4. The tub of claim 1 wherein said flange member includes a mating means having a vertical dimension, the vertical height of said shoulders being greater than said vertical dimension.

5. The tub of claim 1 wherein said repetitive hill and valley regions are aligned substantially in the vertical direction.

6. The tub of claim 5 wherein said hill to valley dimension is in the range of from about 15 mils to 100 mils.

7. The tub of claim 1 wherein said second part of said shoulders merges with said side wall adjacent the juncture of the side wall and said flange member.

8. The tub of claim 6 wherein the maximum thickness of said side wall as measured in a mid-region portion thereof is less than 7 mils.

6 9. The tub of claim 6 wherein the thickness of said side wall is in the range of from about 3.5 mils to about 7 mils.

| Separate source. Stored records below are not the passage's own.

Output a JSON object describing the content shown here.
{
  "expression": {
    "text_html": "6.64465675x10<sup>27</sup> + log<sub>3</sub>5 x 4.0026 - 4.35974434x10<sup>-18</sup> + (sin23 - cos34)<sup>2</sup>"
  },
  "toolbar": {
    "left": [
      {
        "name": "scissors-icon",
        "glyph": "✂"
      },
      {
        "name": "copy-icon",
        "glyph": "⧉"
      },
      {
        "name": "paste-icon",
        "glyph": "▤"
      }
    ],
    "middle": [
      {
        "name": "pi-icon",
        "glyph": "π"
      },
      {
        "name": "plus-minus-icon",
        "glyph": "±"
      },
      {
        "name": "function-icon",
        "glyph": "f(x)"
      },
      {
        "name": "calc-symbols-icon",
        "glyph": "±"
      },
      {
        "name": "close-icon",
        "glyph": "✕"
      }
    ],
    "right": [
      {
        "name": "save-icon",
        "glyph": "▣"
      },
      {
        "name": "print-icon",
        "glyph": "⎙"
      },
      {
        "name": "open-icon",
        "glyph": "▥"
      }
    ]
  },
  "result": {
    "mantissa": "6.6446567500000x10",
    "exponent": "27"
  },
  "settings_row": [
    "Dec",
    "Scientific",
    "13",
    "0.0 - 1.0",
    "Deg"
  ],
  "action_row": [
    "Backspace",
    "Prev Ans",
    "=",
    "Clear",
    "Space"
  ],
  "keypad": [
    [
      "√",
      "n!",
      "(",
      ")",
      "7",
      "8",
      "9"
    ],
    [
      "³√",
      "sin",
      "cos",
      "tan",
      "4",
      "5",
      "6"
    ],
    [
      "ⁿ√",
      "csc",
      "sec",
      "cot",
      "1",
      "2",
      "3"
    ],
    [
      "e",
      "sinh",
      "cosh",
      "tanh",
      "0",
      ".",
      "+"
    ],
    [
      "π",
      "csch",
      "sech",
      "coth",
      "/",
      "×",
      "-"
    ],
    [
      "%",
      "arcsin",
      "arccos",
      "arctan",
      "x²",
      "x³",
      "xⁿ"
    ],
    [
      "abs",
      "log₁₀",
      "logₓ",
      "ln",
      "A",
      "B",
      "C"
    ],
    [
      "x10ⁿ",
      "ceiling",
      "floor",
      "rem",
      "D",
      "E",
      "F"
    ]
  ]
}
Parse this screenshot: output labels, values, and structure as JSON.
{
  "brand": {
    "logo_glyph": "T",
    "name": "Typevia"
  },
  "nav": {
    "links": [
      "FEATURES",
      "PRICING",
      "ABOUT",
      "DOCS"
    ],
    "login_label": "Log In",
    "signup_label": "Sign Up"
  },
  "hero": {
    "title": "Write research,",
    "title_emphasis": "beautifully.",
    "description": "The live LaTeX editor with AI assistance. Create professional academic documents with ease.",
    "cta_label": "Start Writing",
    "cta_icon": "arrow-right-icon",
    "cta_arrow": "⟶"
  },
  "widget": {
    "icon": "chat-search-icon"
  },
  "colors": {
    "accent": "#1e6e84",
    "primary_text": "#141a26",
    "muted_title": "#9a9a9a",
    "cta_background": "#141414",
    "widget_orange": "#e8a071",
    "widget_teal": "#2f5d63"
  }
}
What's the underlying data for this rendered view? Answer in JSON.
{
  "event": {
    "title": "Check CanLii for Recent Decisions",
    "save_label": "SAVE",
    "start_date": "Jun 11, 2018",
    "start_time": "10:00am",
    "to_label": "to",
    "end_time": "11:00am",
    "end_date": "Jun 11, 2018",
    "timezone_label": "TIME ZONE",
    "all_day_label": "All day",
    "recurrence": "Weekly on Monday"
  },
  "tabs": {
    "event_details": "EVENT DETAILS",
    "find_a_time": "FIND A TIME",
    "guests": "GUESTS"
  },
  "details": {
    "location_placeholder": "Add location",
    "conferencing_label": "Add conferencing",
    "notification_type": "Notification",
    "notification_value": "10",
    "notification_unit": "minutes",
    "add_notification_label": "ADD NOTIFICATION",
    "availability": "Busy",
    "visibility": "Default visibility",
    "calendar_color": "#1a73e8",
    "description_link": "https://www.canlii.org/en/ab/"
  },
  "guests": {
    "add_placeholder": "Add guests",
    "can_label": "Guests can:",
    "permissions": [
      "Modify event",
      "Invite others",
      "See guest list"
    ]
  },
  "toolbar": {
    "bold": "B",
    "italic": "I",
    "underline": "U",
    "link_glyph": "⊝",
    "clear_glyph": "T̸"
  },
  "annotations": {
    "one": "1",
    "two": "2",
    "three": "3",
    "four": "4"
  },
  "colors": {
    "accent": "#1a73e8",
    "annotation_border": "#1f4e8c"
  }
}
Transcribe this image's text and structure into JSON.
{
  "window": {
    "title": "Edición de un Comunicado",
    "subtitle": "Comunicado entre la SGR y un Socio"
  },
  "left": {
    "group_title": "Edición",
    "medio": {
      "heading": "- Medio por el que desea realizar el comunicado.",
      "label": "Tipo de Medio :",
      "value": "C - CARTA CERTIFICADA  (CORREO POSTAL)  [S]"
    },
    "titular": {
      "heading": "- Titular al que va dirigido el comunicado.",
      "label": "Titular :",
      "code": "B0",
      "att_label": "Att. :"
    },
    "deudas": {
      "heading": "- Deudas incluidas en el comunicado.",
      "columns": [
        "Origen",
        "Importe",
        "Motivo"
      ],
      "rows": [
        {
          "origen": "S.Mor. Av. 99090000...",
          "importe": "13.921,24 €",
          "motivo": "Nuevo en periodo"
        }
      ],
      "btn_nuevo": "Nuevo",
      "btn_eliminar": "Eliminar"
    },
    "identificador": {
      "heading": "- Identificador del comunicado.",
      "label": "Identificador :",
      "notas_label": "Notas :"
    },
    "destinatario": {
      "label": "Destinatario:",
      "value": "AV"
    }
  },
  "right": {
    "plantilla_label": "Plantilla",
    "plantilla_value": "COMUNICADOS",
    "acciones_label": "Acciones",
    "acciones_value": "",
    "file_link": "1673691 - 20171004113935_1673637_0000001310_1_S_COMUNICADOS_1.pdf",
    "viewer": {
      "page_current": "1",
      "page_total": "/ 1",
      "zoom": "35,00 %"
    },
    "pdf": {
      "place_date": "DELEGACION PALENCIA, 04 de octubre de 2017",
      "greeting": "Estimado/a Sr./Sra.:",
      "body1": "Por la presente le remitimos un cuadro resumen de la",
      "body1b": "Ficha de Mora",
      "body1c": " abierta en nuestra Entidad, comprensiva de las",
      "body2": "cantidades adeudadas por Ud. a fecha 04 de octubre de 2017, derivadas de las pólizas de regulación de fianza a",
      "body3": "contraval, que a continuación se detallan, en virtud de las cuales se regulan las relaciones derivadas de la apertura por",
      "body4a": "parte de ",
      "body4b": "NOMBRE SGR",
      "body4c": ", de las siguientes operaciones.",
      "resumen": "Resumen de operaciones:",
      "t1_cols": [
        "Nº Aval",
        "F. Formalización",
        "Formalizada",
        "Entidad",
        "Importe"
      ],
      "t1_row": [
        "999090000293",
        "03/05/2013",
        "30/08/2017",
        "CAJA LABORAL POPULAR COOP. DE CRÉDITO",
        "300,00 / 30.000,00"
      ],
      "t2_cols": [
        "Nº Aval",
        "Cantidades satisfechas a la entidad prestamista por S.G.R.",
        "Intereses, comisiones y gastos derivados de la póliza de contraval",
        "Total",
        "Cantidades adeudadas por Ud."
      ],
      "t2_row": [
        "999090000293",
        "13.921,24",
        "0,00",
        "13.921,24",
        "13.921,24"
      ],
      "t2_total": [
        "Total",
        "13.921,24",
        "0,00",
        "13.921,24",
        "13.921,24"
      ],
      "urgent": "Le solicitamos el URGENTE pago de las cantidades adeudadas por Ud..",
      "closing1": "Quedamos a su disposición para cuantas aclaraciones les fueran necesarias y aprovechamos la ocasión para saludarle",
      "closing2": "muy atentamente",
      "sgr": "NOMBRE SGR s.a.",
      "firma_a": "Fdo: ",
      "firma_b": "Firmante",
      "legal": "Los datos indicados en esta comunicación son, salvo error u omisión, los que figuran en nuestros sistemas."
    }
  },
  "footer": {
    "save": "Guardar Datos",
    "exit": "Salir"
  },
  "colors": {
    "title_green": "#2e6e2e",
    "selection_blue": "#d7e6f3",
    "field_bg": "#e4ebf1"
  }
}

References Cited UNITED STATES PATENTS 2/1967 Luker. 6/1967 Ringlen.

Patent Citations
Cited PatentFiling datePublication dateApplicantTitle
US3303964 *Mar 19, 1964Feb 14, 1967Luker Jackson MPlastic container for cakes and the like
US3326408 *Feb 24, 1965Jun 20, 1967Ringlen Arthur GPlastic box container
Referenced by
Citing PatentFiling datePublication dateApplicantTitle
US3884383 *Jan 17, 1973May 20, 1975Kirkhof Manufacturing CorpNesting container
US3967747 *Jun 9, 1975Jul 6, 1976Crown Zellerbach CorporationBottle support tray of moistureproof material for a bottle case
US4042111 *Dec 12, 1975Aug 16, 1977Pennsylvania Pacific CorporationContainer for bulk material
US4046310 *Jun 14, 1976Sep 6, 1977Sprinter Pack AbContainer
US4127189 *Jun 17, 1977Nov 28, 1978Sweetheart Plastics, Inc.Plastic food container
US4143805 *Sep 19, 1977Mar 13, 1979Keyes Fibre CompanyContainer latching arrangement
US4280648 *Nov 13, 1979Jul 28, 1981Keyes Fibre CompanyMolded paper pulp container
US4298156 *Jun 20, 1980Nov 3, 1981Diamond International CorporationNestable and denestable molded egg cartons
US4678084 *Dec 17, 1985Jul 7, 1987United States Supply CompanyShipping container for packaging endless belts for transportation or storage
US5029725 *Jan 2, 1987Jul 9, 1991Continental Can Company, Inc.Molded plastic material container
US5035327 *Nov 15, 1990Jul 30, 1991The Vollrath Company, Inc.Receptacle adaptable for nested stacking
US5131551 *Apr 18, 1991Jul 21, 1992Oscar Mayer Foods CorporationOne-piece merchandising container
US5520301 *Nov 30, 1993May 28, 1996Berner Kunststofftechnik GmbhPlastic packaging
US6430467 *Jul 12, 2000Aug 6, 2002Rock-Tenn CompanyProcesses for packaging perishable and other products
EP0600350A1 *Nov 24, 1993Jun 8, 1994BERNER KUNSTSTOFFTECHNIK GmbHPackage made of plastics
WO1992008655A1 *Jul 17, 1991May 16, 1992Vollrath CoReceptacle adaptable for nested stacking
WO1996000169A1 *Jun 22, 1995Jan 4, 1996Polarcup GmbhThin-walled stackable container
WO2002087852A1 *Apr 27, 2001Nov 7, 2002Rodney BorstThermoformed container with inwardly extending cut lip
Classifications
U.S. Classification206/519
International ClassificationB65D21/02
Cooperative ClassificationB65D21/0233
European ClassificationB65D21/02F